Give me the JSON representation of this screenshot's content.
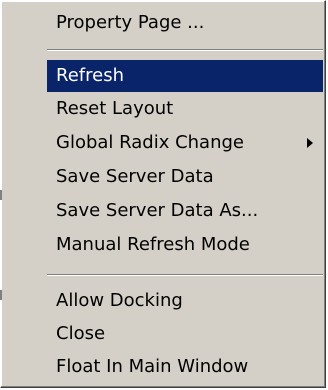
{
  "context_menu": {
    "items": [
      {
        "label": "Property Page ..."
      },
      {
        "label": "Refresh",
        "state": "highlighted"
      },
      {
        "label": "Reset Layout"
      },
      {
        "label": "Global Radix Change",
        "icon": "submenu-arrow-icon"
      },
      {
        "label": "Save Server Data"
      },
      {
        "label": "Save Server Data As..."
      },
      {
        "label": "Manual Refresh Mode"
      },
      {
        "label": "Allow Docking"
      },
      {
        "label": "Close"
      },
      {
        "label": "Float In Main Window"
      }
    ]
  },
  "colors": {
    "menu_background": "#d4d0c8",
    "highlight_background": "#0a246a",
    "highlight_text": "#ffffff",
    "text": "#000000"
  }
}
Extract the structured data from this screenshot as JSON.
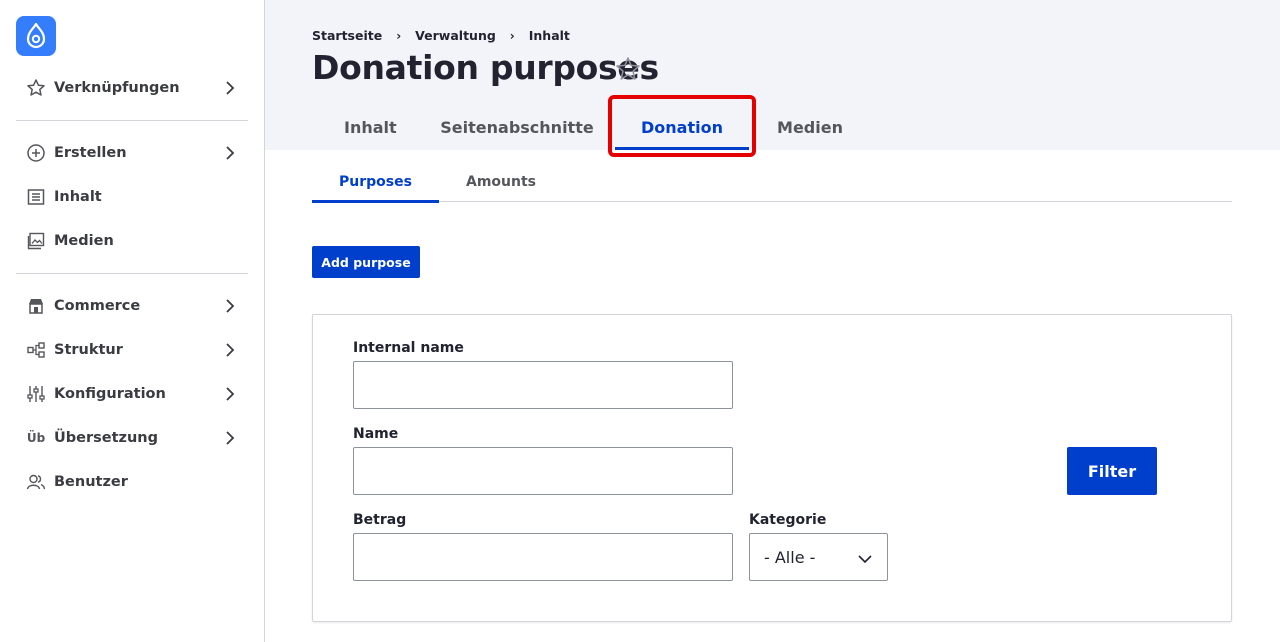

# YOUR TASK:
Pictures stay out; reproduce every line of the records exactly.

# THE COMPLETED TASK:
Give me the JSON representation of this screenshot's content.
{
  "context_menu": {
    "items": [
      {
        "label": "Property Page ..."
      },
      {
        "label": "Refresh",
        "state": "highlighted"
      },
      {
        "label": "Reset Layout"
      },
      {
        "label": "Global Radix Change",
        "icon": "submenu-arrow-icon"
      },
      {
        "label": "Save Server Data"
      },
      {
        "label": "Save Server Data As..."
      },
      {
        "label": "Manual Refresh Mode"
      },
      {
        "label": "Allow Docking"
      },
      {
        "label": "Close"
      },
      {
        "label": "Float In Main Window"
      }
    ]
  },
  "colors": {
    "menu_background": "#d4d0c8",
    "highlight_background": "#0a246a",
    "highlight_text": "#ffffff",
    "text": "#000000"
  }
}
Extract the structured data from this screenshot as JSON.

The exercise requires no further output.